Seaweed: Mankind’s First Superfood

and Rugged Rejuvenator

We, human beings, gazed upon the coastal water’s rhythmic hues of reds, browns, and greens today as was done long ago.  The importance of such scenery is no longer deemed necessary for our survival, however, should be understood as an invaluable source of nutrients.

It is believed that human evolution and the development of our large brain required an environment rich in omega-3 fatty acids and five key micronutrients including iodine, iron, copper, zinc, and selenium.  Human nutrition and evolution researcher Stephen Cunnane and neurochemist Michael Crawford brought these points to light and highlighted the idea that early humans must have lived along coasts and fed upon fish, shellfish, and most likely seaweed roughly 100,000 years ago.  Since this time, seaweed have been relied upon for food and medicine throughout many cultures particularly in Europe, Nordic countries, Asia, Polynesia, South America, Australia, and New Zealand.  Also, human migration relied on a coastal “kelp highway” where the first North Americans and eventually South Americans required a coastal route.  These populations originated from Asia when eastern Siberia was connected to Alaska 14,000 years ago.
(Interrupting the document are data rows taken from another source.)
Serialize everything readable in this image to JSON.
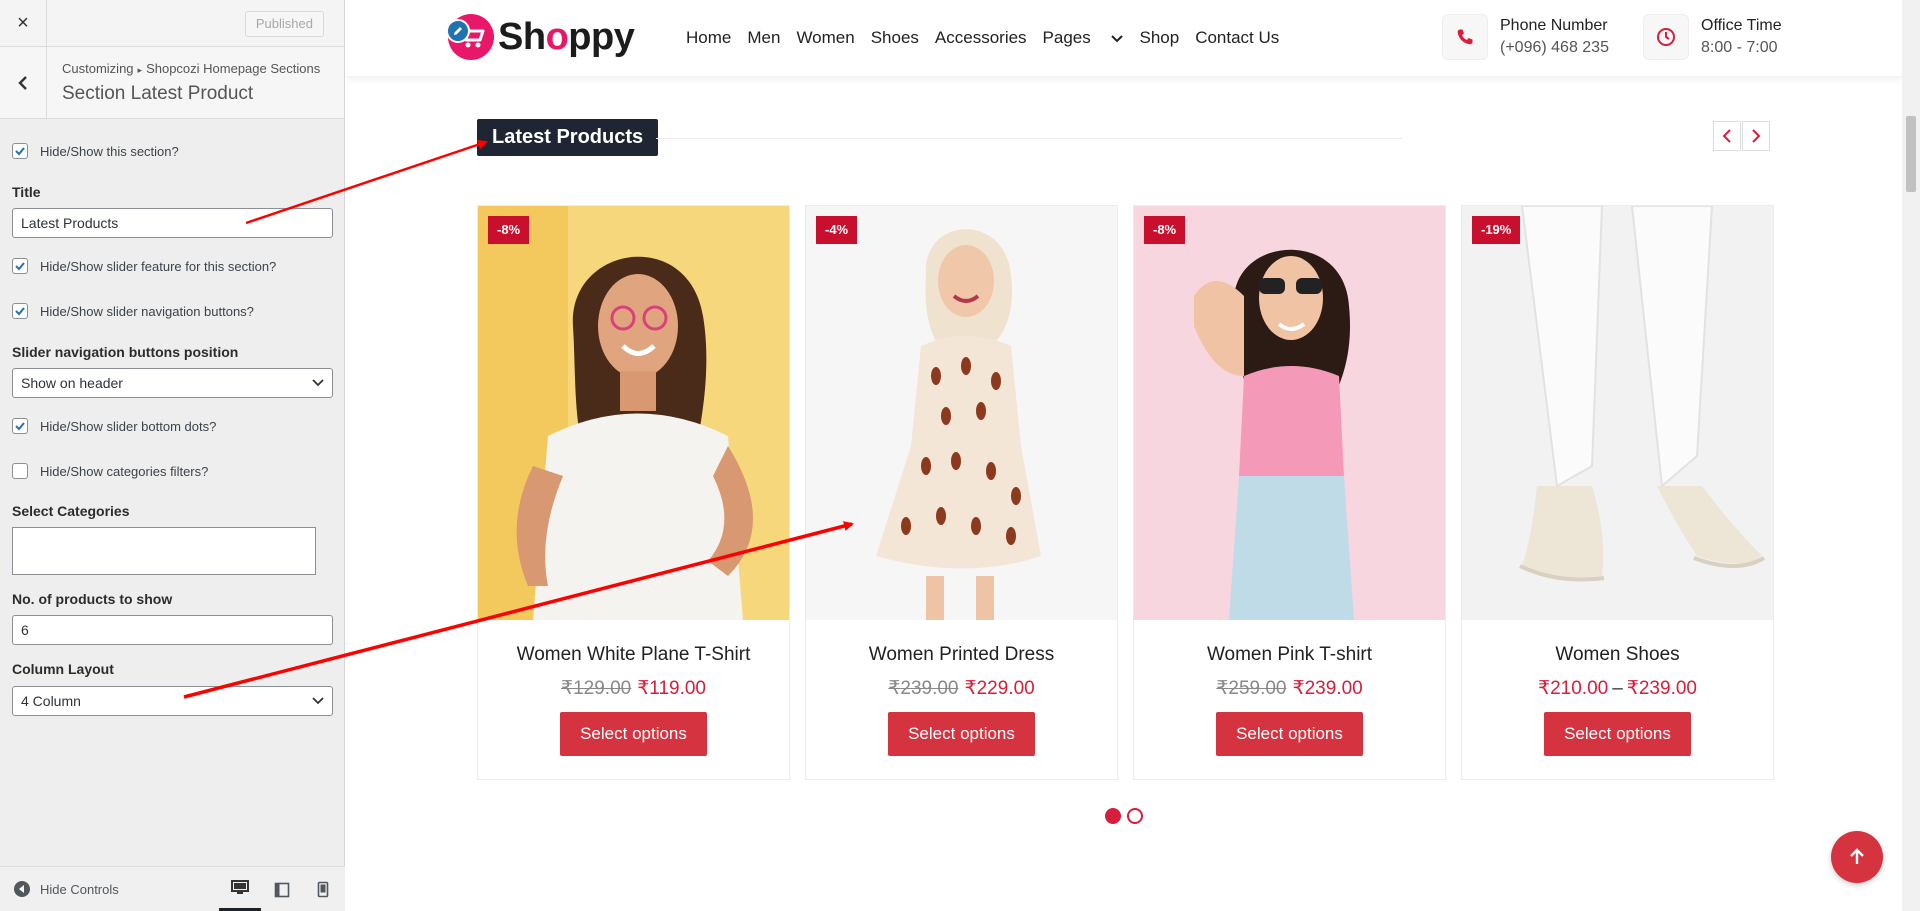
{
  "customizer": {
    "close_label": "×",
    "published_label": "Published",
    "breadcrumb_root": "Customizing",
    "breadcrumb_parent": "Shopcozi Homepage Sections",
    "section_title": "Section Latest Product",
    "options": {
      "hide_show_section": {
        "label": "Hide/Show this section?",
        "checked": true
      },
      "title_label": "Title",
      "title_value": "Latest Products",
      "slider_feature": {
        "label": "Hide/Show slider feature for this section?",
        "checked": true
      },
      "slider_nav": {
        "label": "Hide/Show slider navigation buttons?",
        "checked": true
      },
      "nav_position_label": "Slider navigation buttons position",
      "nav_position_value": "Show on header",
      "bottom_dots": {
        "label": "Hide/Show slider bottom dots?",
        "checked": true
      },
      "cat_filters": {
        "label": "Hide/Show categories filters?",
        "checked": false
      },
      "select_categories_label": "Select Categories",
      "products_count_label": "No. of products to show",
      "products_count_value": "6",
      "column_layout_label": "Column Layout",
      "column_layout_value": "4 Column"
    },
    "footer": {
      "hide_controls": "Hide Controls",
      "devices": [
        "desktop-icon",
        "tablet-icon",
        "mobile-icon"
      ],
      "active_device": "desktop"
    }
  },
  "site": {
    "logo_text_pre": "Sh",
    "logo_text_o": "o",
    "logo_text_post": "ppy",
    "brand_color": "#e8176a",
    "nav": [
      "Home",
      "Men",
      "Women",
      "Shoes",
      "Accessories",
      "Pages",
      "Shop",
      "Contact Us"
    ],
    "phone_label": "Phone Number",
    "phone_value": "(+096) 468 235",
    "office_label": "Office Time",
    "office_value": "8:00 - 7:00"
  },
  "section": {
    "title": "Latest Products",
    "accent_color": "#d71e3a",
    "products": [
      {
        "name": "Women White Plane T-Shirt",
        "badge": "-8%",
        "old_price": "₹129.00",
        "price": "₹119.00",
        "button": "Select options"
      },
      {
        "name": "Women Printed Dress",
        "badge": "-4%",
        "old_price": "₹239.00",
        "price": "₹229.00",
        "button": "Select options"
      },
      {
        "name": "Women Pink T-shirt",
        "badge": "-8%",
        "old_price": "₹259.00",
        "price": "₹239.00",
        "button": "Select options"
      },
      {
        "name": "Women Shoes",
        "badge": "-19%",
        "price_min": "₹210.00",
        "price_sep": "–",
        "price_max": "₹239.00",
        "button": "Select options"
      }
    ],
    "pagination": {
      "pages": 2,
      "current": 1
    }
  }
}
Seaweeds, also known as marine algae, are incredible aquatic botanicals and have been used throughout history as natural beautifying agents.  They are extremely diverse and possess bioactive compounds much different than terrestrial plants.  The mineral content they possess is upwards of ten times the concentration of land plants in addition to their abundance of vitamins A, B, C, and E.  These attributes and subtle variance in bioactive compounds between seaweed variety, make certain aquatic botanicals like sea oak, kelp, alaria, dulse, rockweed, and Irish moss (found in Alluvian’s Isle of Man Beard + Hair) a valuable addition for natural grooming products that help moisturize, leaving skin and hair soft and supple.


Getting started eating seaweed may be easier and tastier than you believe.  For starters, nori, the red algae famous in sushi, is protein rich and has a mildly nutty and sweet flavor.
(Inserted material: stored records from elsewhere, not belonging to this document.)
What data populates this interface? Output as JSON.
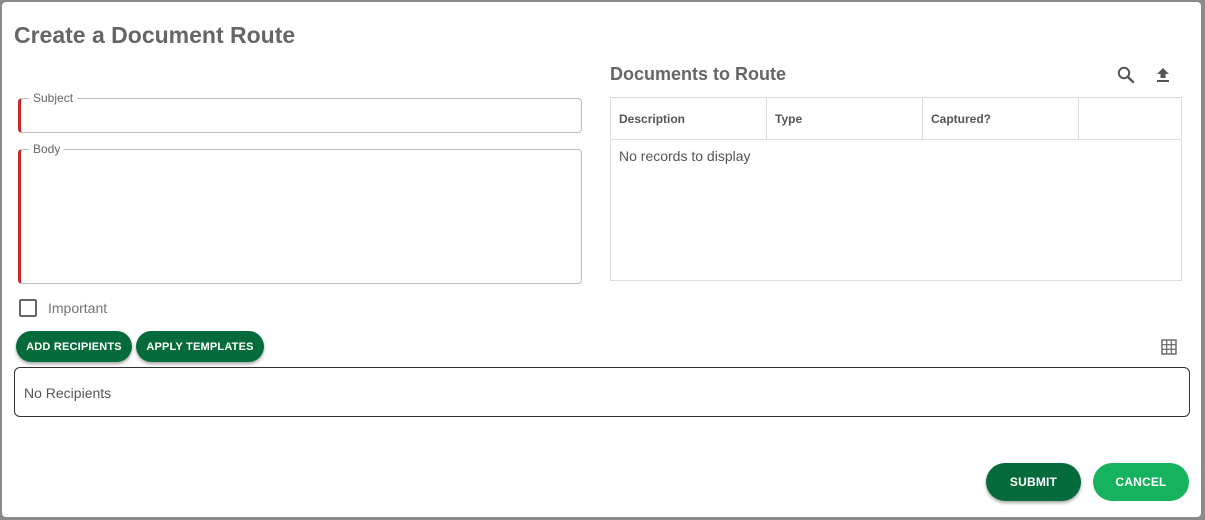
{
  "dialog": {
    "title": "Create a Document Route"
  },
  "form": {
    "subject_label": "Subject",
    "subject_value": "",
    "body_label": "Body",
    "body_value": "",
    "important_label": "Important",
    "important_checked": false,
    "required_color": "#c62828"
  },
  "recipients": {
    "add_label": "ADD RECIPIENTS",
    "apply_templates_label": "APPLY TEMPLATES",
    "empty_text": "No Recipients",
    "grid_icon": "grid-icon"
  },
  "documents": {
    "title": "Documents to Route",
    "search_icon": "search-icon",
    "upload_icon": "upload-icon",
    "columns": [
      "Description",
      "Type",
      "Captured?",
      ""
    ],
    "empty_text": "No records to display"
  },
  "actions": {
    "submit_label": "SUBMIT",
    "cancel_label": "CANCEL",
    "primary_color": "#066b3b",
    "secondary_color": "#16b35e"
  }
}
Wakame is brown seaweed and has a mild and sweet flavor that is used in miso soup or seaweed salad found in many Japanese restaurants.

For the more adventurous, a trip to your local health food store should yield some common varieties for at home recipes.

If you are currently a seaweed enthusiast, try ordering online for some primo seaweed, sustainably harvested and processed by such companies as Canadian Kelp Resources out of British Columbia or Iceland located on the southern coast of Iceland.

Incorporating seaweed into your diet and grooming routine will yield some truly amazing results.  The combination works harmoniously no matter your goals.  Return, at least in spirit, to the sea.

Mouritsen, O. G. 2013. Seaweeds: edible, available & sustainable. Chicago: The University of Chicago Press